--- START ---
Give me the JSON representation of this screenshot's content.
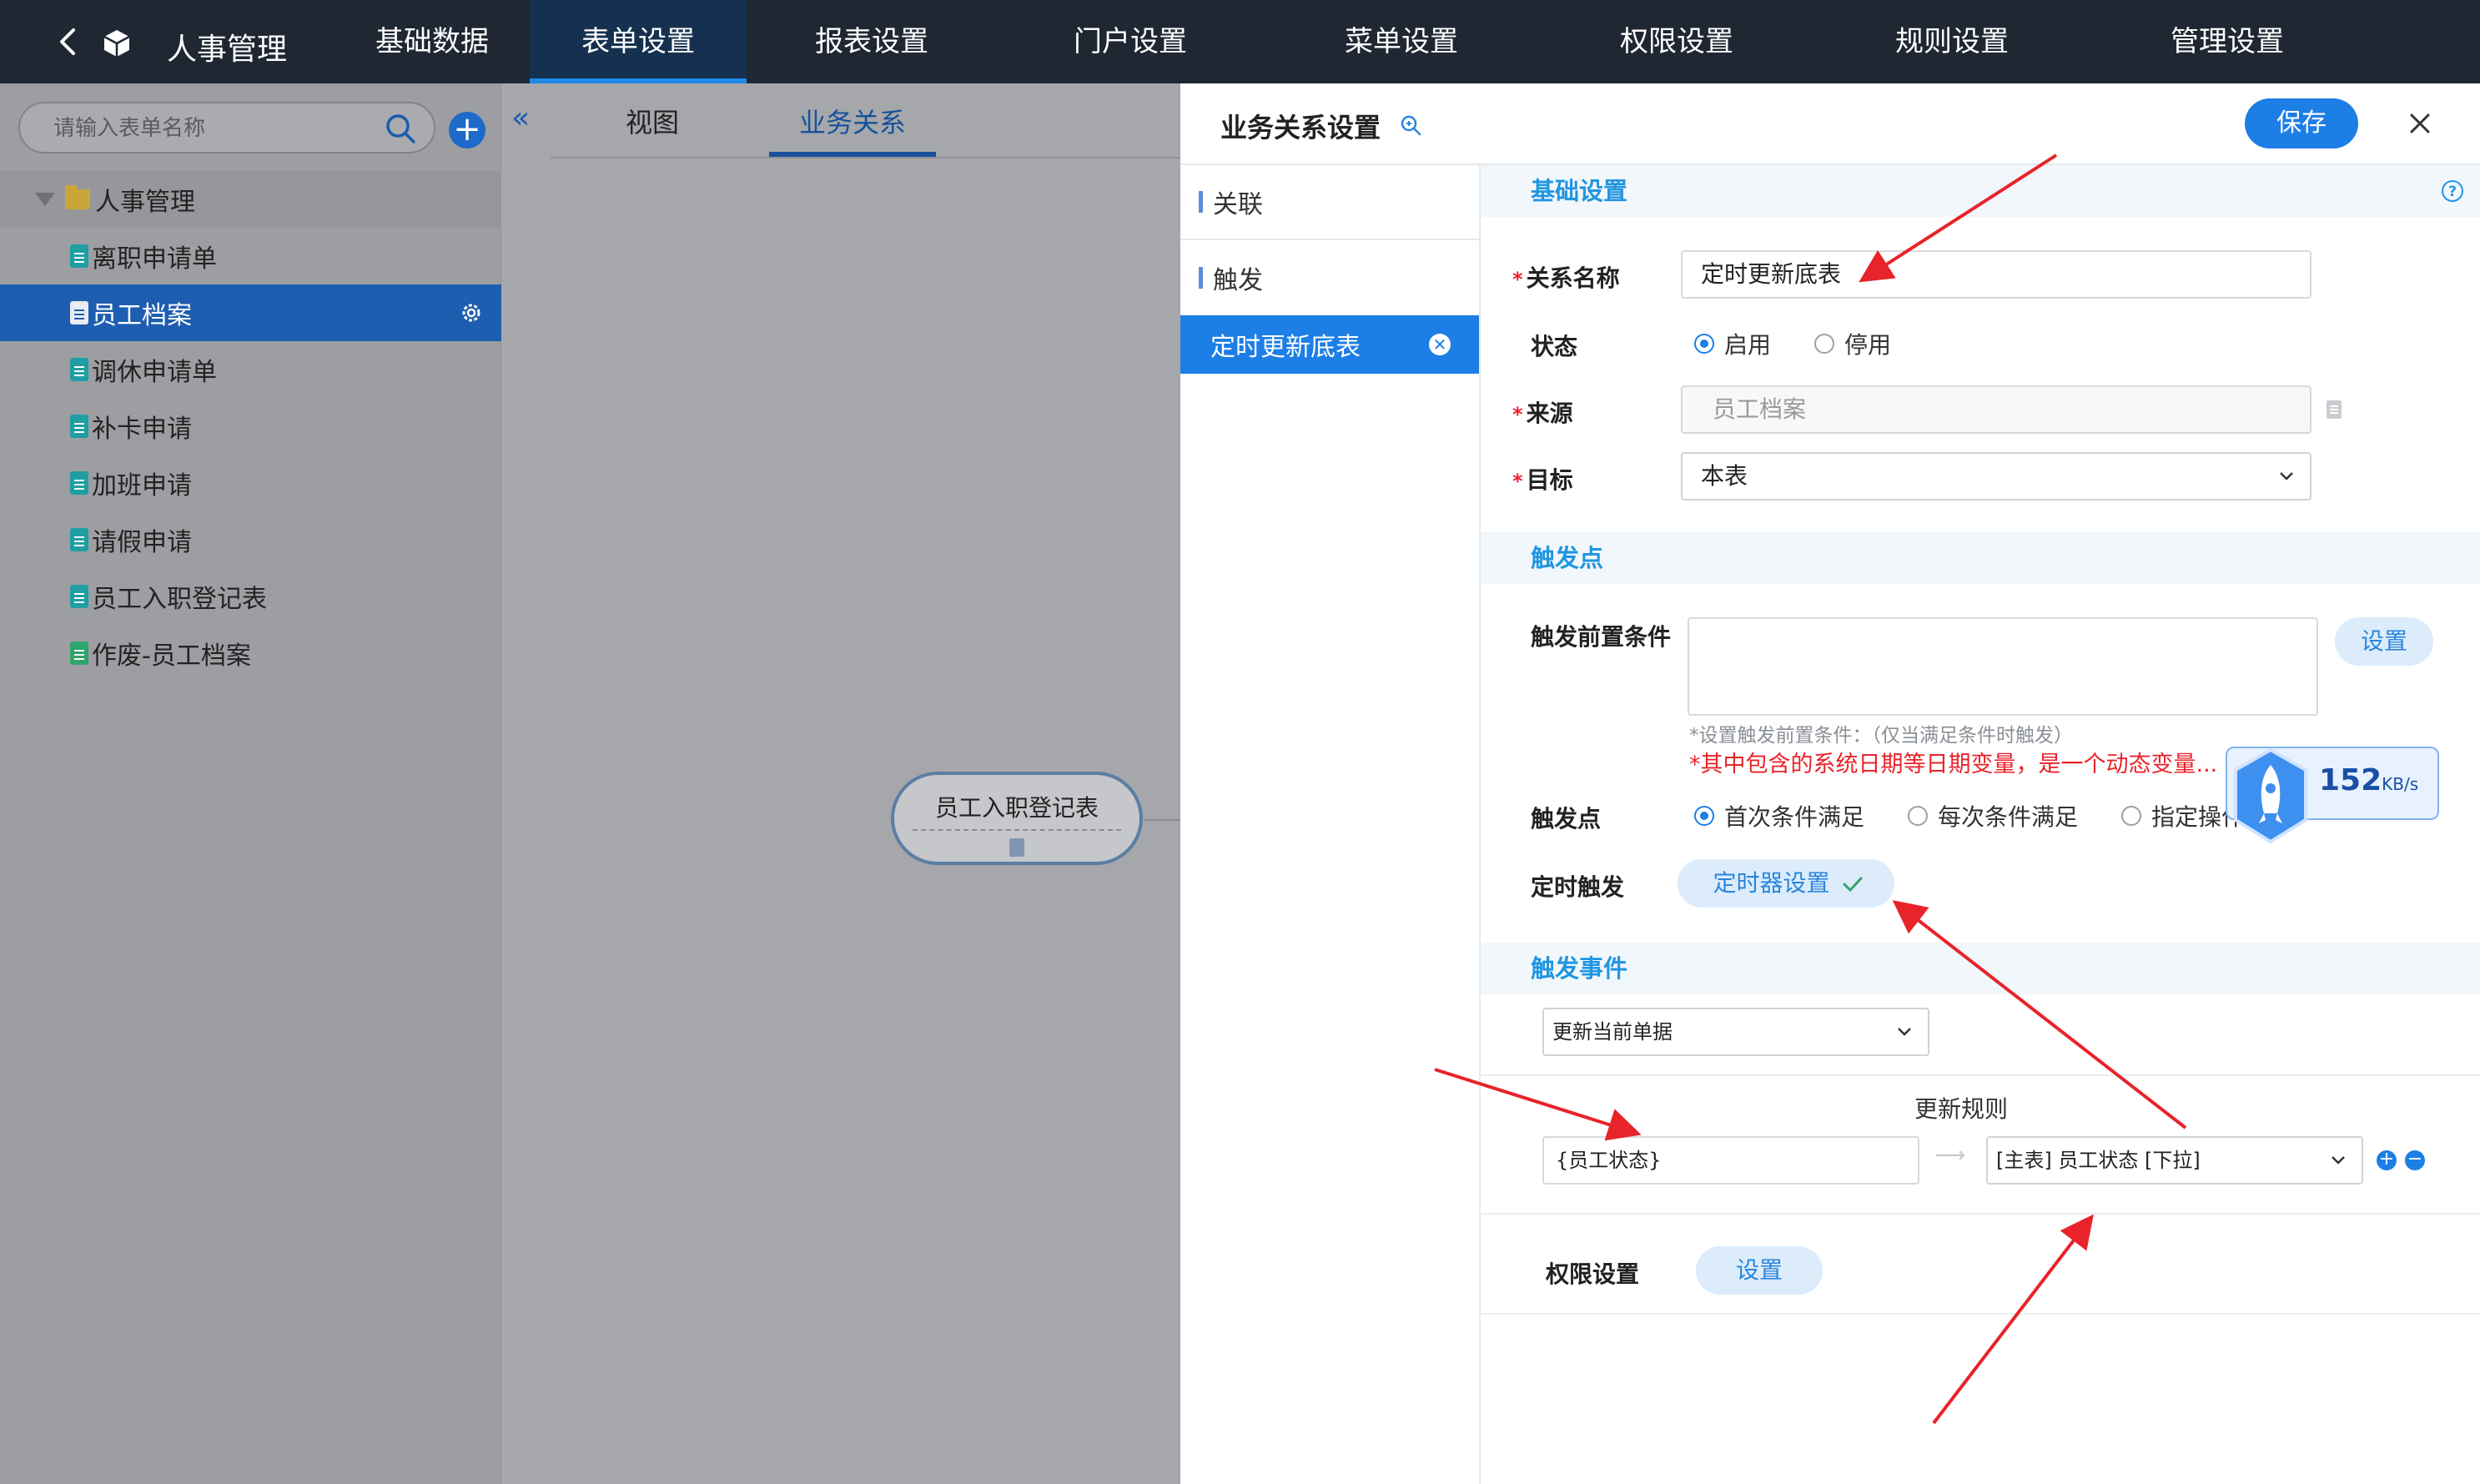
{
  "topbar": {
    "app_title": "人事管理",
    "nav": [
      "基础数据",
      "表单设置",
      "报表设置",
      "门户设置",
      "菜单设置",
      "权限设置",
      "规则设置",
      "管理设置"
    ],
    "active_nav": "表单设置"
  },
  "sidebar": {
    "search_placeholder": "请输入表单名称",
    "root": "人事管理",
    "items": [
      {
        "label": "离职申请单",
        "active": false
      },
      {
        "label": "员工档案",
        "active": true
      },
      {
        "label": "调休申请单",
        "active": false
      },
      {
        "label": "补卡申请",
        "active": false
      },
      {
        "label": "加班申请",
        "active": false
      },
      {
        "label": "请假申请",
        "active": false
      },
      {
        "label": "员工入职登记表",
        "active": false
      },
      {
        "label": "作废-员工档案",
        "active": false
      }
    ]
  },
  "canvas": {
    "tabs": [
      "视图",
      "业务关系"
    ],
    "active_tab": "业务关系",
    "node_label": "员工入职登记表"
  },
  "panel": {
    "title": "业务关系设置",
    "save_label": "保存",
    "subnav": {
      "relation": "关联",
      "trigger": "触发",
      "active_item": "定时更新底表"
    },
    "basic": {
      "section": "基础设置",
      "name_label": "关系名称",
      "name_value": "定时更新底表",
      "status_label": "状态",
      "status_on": "启用",
      "status_off": "停用",
      "source_label": "来源",
      "source_value": "员工档案",
      "target_label": "目标",
      "target_value": "本表"
    },
    "trigger_point": {
      "section": "触发点",
      "precondition_label": "触发前置条件",
      "set_label": "设置",
      "hint": "*设置触发前置条件：（仅当满足条件时触发）",
      "warning": "*其中包含的系统日期等日期变量，是一个动态变量...",
      "point_label": "触发点",
      "opt1": "首次条件满足",
      "opt2": "每次条件满足",
      "opt3": "指定操作",
      "timer_label": "定时触发",
      "timer_button": "定时器设置"
    },
    "trigger_event": {
      "section": "触发事件",
      "event_value": "更新当前单据",
      "rule_title": "更新规则",
      "rule_left": "{员工状态}",
      "rule_right": "[主表] 员工状态 [下拉]"
    },
    "permission": {
      "label": "权限设置",
      "button": "设置"
    }
  },
  "speed_widget": {
    "value": "152",
    "unit": "KB/s"
  },
  "colors": {
    "topbar": "#1f2733",
    "accent": "#1d7ee6",
    "section_text": "#2196e0",
    "annotation": "#e8232a"
  }
}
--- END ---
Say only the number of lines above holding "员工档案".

3